TASK STATEMENT => Copy all the lines of the data that include the word "Temporary".
[Opening RECORDS PROVIDED section]
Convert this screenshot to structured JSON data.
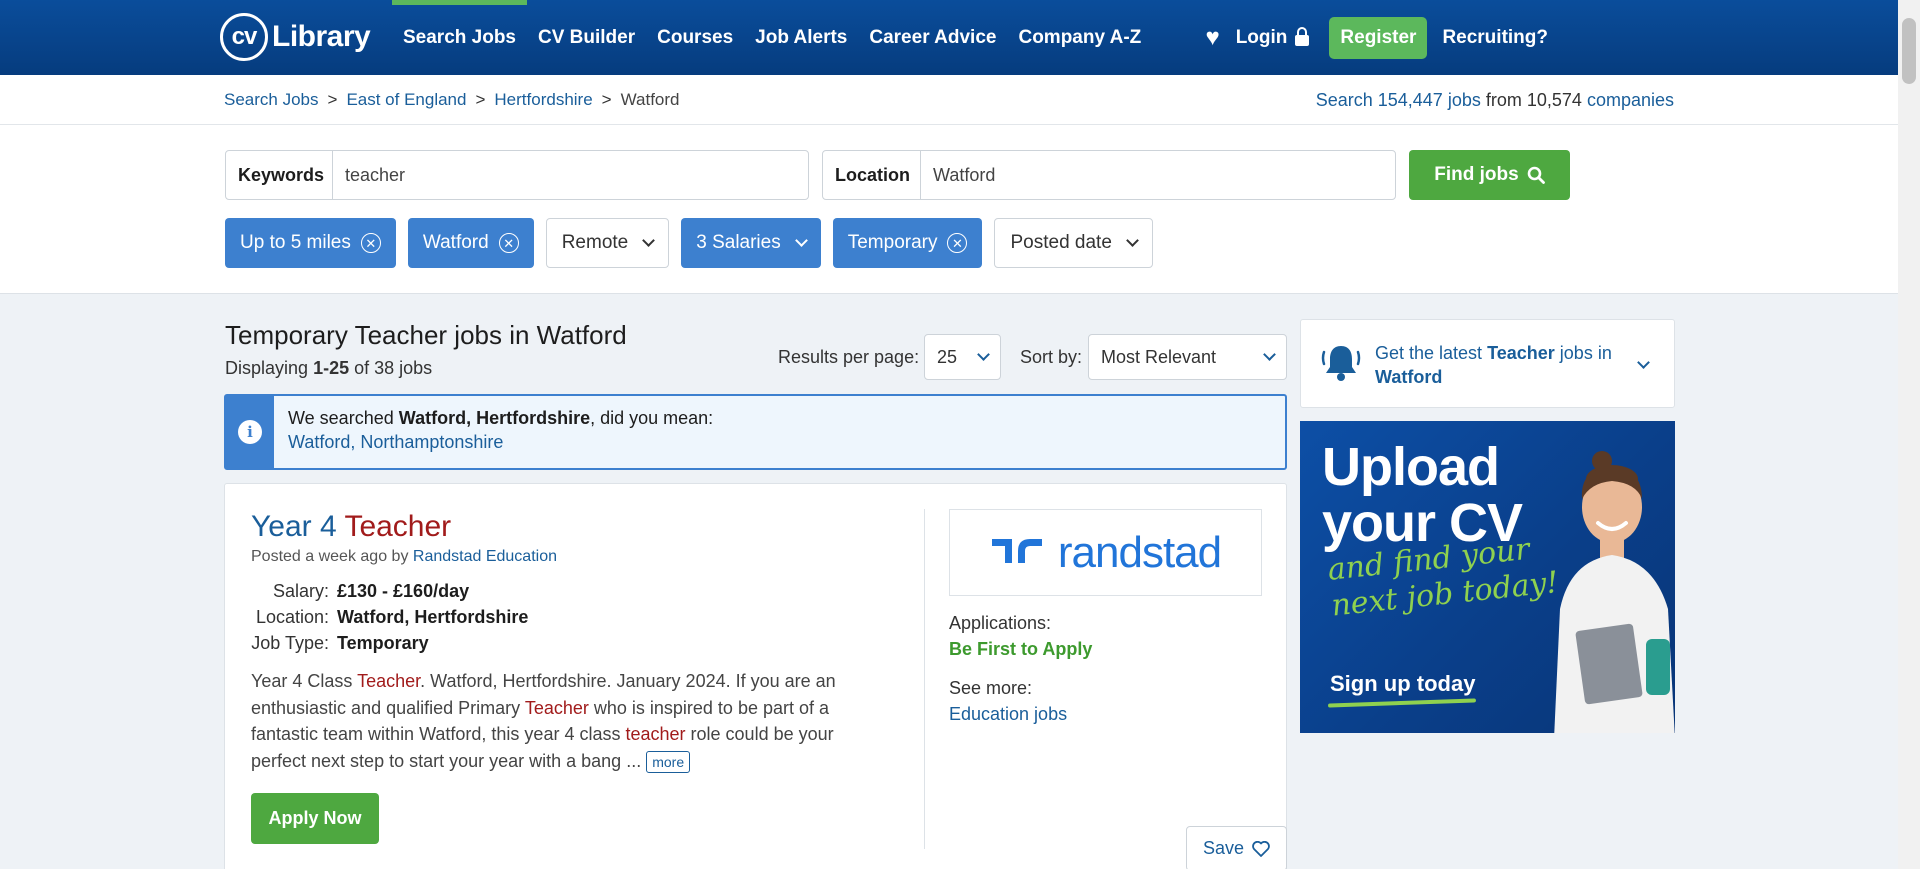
{
  "header": {
    "logo_cv": "cv",
    "logo_library": "Library",
    "nav": [
      {
        "label": "Search Jobs",
        "active": true
      },
      {
        "label": "CV Builder",
        "active": false
      },
      {
        "label": "Courses",
        "active": false
      },
      {
        "label": "Job Alerts",
        "active": false
      },
      {
        "label": "Career Advice",
        "active": false
      },
      {
        "label": "Company A-Z",
        "active": false
      }
    ],
    "login": "Login",
    "register": "Register",
    "recruiting": "Recruiting?"
  },
  "breadcrumb": {
    "items": [
      "Search Jobs",
      "East of England",
      "Hertfordshire"
    ],
    "current": "Watford",
    "separator": ">"
  },
  "stats": {
    "prefix": "Search",
    "jobs": "154,447 jobs",
    "from": "from",
    "count": "10,574",
    "companies": "companies"
  },
  "search": {
    "keywords_label": "Keywords",
    "keywords_value": "teacher",
    "location_label": "Location",
    "location_value": "Watford",
    "find_label": "Find jobs"
  },
  "filters": [
    {
      "label": "Up to 5 miles",
      "active": true,
      "control": "remove"
    },
    {
      "label": "Watford",
      "active": true,
      "control": "remove"
    },
    {
      "label": "Remote",
      "active": false,
      "control": "dropdown"
    },
    {
      "label": "3 Salaries",
      "active": true,
      "control": "dropdown"
    },
    {
      "label": "Temporary",
      "active": true,
      "control": "remove"
    },
    {
      "label": "Posted date",
      "active": false,
      "control": "dropdown"
    }
  ],
  "results": {
    "title": "Temporary Teacher jobs in Watford",
    "display_prefix": "Displaying",
    "display_range": "1-25",
    "display_suffix": "of 38 jobs",
    "per_page_label": "Results per page:",
    "per_page_value": "25",
    "sort_label": "Sort by:",
    "sort_value": "Most Relevant"
  },
  "did_you_mean": {
    "prefix": "We searched",
    "searched": "Watford, Hertfordshire",
    "suffix": ", did you mean:",
    "suggestion": "Watford, Northamptonshire"
  },
  "job": {
    "title_prefix": "Year 4",
    "title_highlight": "Teacher",
    "posted_prefix": "Posted a week ago by",
    "company": "Randstad Education",
    "salary_label": "Salary:",
    "salary": "£130 - £160/day",
    "location_label": "Location:",
    "location": "Watford, Hertfordshire",
    "type_label": "Job Type:",
    "type": "Temporary",
    "desc_1": "Year 4 Class ",
    "desc_hl1": "Teacher",
    "desc_2": ". Watford, Hertfordshire. January 2024. If you are an enthusiastic and qualified Primary ",
    "desc_hl2": "Teacher",
    "desc_3": " who is inspired to be part of a fantastic team within Watford, this year 4 class ",
    "desc_hl3": "teacher",
    "desc_4": " role could be your perfect next step to start your year with a bang ... ",
    "more": "more",
    "apply": "Apply Now",
    "logo_word": "randstad",
    "applications_label": "Applications:",
    "applications_value": "Be First to Apply",
    "see_more_label": "See more:",
    "see_more_link": "Education jobs",
    "save": "Save"
  },
  "alert": {
    "prefix": "Get the latest",
    "keyword": "Teacher",
    "middle": "jobs in",
    "location": "Watford"
  },
  "ad": {
    "line1": "Upload",
    "line2": "your CV",
    "sub1": "and find your",
    "sub2": "next job today!",
    "cta": "Sign up today"
  },
  "colors": {
    "header_blue": "#063c7e",
    "link_blue": "#1a5e9a",
    "chip_blue": "#3d80cf",
    "green": "#4ea840",
    "highlight_red": "#a11b1b"
  }
}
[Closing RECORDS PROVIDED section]
WRITTEN ANSWER =>
      "label": "Temporary",
    "title": "Temporary Teacher jobs in Watford",
    "type": "Temporary",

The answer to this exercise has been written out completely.